NEW YORK (Reuters) – Divorce crushed Dennis Nolte’s retirement plans not as soon as however twice.
FILE PHOTO: A senior takes a stroll in Sun City, Arizona, January 5, 2013. REUTERS/Lucy Nicholson (UNITED STATES)
The first time, which was greater than 20 years in the past, “everything burned to the ground,” Nolte stated. He had to begin over financially from scratch. The second divorce was tough, too, however he was higher ready.
What occurred in between is that Nolte rebuilt, little by little, utilizing what he is aware of as a licensed monetary planner and former therapist.
Giving up retirement belongings could be one of many largest psychological blows in a divorce. The different belongings that couples sometimes divvy up, like a home and money, are often in joint accounts.
When splitting pensions, IRAs and 401(okay)s, which all require authorized paperwork, couples can select a straight 50-50 cut up or a extra artistic swap. When incomes and financial savings are equal, typically each events simply stroll away with their very own pots. No matter what, every partner finally ends up with much less cash than that they had been anticipating to carry them via the remainder of their lives collectively.
Overall within the United States, divorced households have about 30 % much less internet value than non-divorced households, and have a 7 proportion level greater danger of not having sufficient cash to final by way of retirement, in accordance to a brand new research from the Center for Retirement Research at Boston College.
At first, “there’s a lot of crying,” says Michelle Buonincontri, a licensed monetary planner and authorized divorce monetary analyst based mostly in Scottsdale, Arizona.
Rebuilding your retirement nest egg after a divorce is difficult as a result of certified retirement plans have contribution restrictions.
You may lose $250,000 from your 401(okay) in a divorce settlement, however you’ll be able to solely make investments $18,500 per yr, or $24,500 in case you are over 50. And IRAs and Roths are restricted to contributions of $5,500 per yr, with restrictions associated to age and revenue. Pensions are walled off utterly.
TIME ON YOUR SIDE
A monetary technique in addition to a little bit of saving psychology will show you how to get again on your ft.
What stored Nolte going is that he knew time was on his aspect after his first divorce, despite the fact that he had to money in his entire retirement IRA for small enterprise house owners to keep two households, pay legal professionals and fund the divorce settlement.
“At 40, you still have the benefit of compounding,” stated Nolte, who’s now 61 and based mostly close to Orlando, Florida.
Financial planner Rose Sanger had a high-income shopper who discovered himself in an analogous state of affairs – he had to surrender half of a seven-figure 401(okay) stability in a divorce and was very down about it. Sanger recommended he proceed to max out his present contributions in his retirement plan but in addition auto-deduct one other couple of thousand of dollars and stash that cash in a taxable funding account.
“That helps build up an emergency fund and set aside money for savings,” Sanger stated.
More than 5 years later, her shopper now has greater than $250,000 in his 401(okay), and greater than $100,000 in his taxable account.
The state of affairs for the partner on the receiving finish of the retirement accounts, who may need been a stay-at-home dad or mum through the marriage or simply earned much less, additionally has challenges.

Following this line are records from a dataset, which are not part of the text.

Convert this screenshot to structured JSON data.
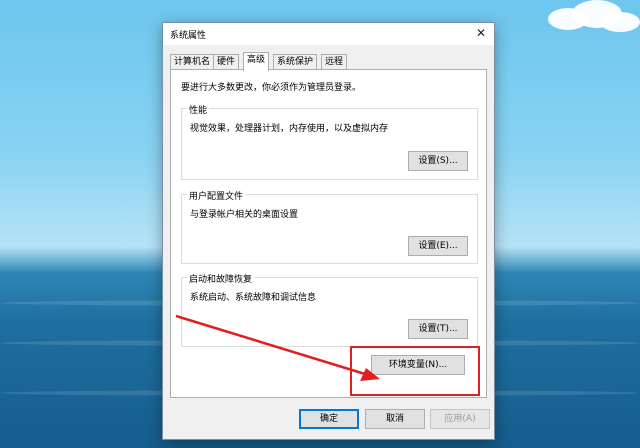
{
  "window": {
    "title": "系统属性"
  },
  "tabs": [
    "计算机名",
    "硬件",
    "高级",
    "系统保护",
    "远程"
  ],
  "notice": "要进行大多数更改，你必须作为管理员登录。",
  "performance": {
    "title": "性能",
    "description": "视觉效果，处理器计划，内存使用，以及虚拟内存",
    "button": "设置(S)..."
  },
  "user_profiles": {
    "title": "用户配置文件",
    "description": "与登录帐户相关的桌面设置",
    "button": "设置(E)..."
  },
  "startup_recovery": {
    "title": "启动和故障恢复",
    "description": "系统启动、系统故障和调试信息",
    "button": "设置(T)..."
  },
  "env_button": "环境变量(N)...",
  "footer": {
    "ok": "确定",
    "cancel": "取消",
    "apply": "应用(A)"
  },
  "accent_colors": {
    "annotation_red": "#e02020",
    "focus_blue": "#0078d7"
  }
}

Things get much more difficult when the receiving partner is previous retirement age since you can’t contribute to accounts like 401(okay)s and IRAs until you’ve gotten earned revenue, and Social Security doesn’t rely.
One of Deirdre Prescott’s shoppers obtained a $500,000 chunk of her ex-husband’s IRA however she is now 62 and not working as a instructor. Prescott is working together with her to bridge the hole between when her shopper’s alimony runs out in two years and when she faucets Social Security. (Delaying retirement advantages till age 70 significantly will increase the quantity you get every month.)
Prescott’s shopper plans to stay off different belongings and a few modest free-lance revenue. The key a part of the technique is to benefit from her low tax bracket.
She will convert as a lot of that conventional pre-tax IRA right into a Roth IRA, which permits contributions to develop tax-free. She may have to pay revenue taxes on the quantity she transfers, however the account will then develop tax free, and she or he won’t be topic to required minimal distributions at 70 half like she can be with an IRA.
“She came in completely panicked but if she continues to live modestly and puts off taking Social Security, she should be OK,” Prescott stated.
Editing by Lauren Young and Bill Trott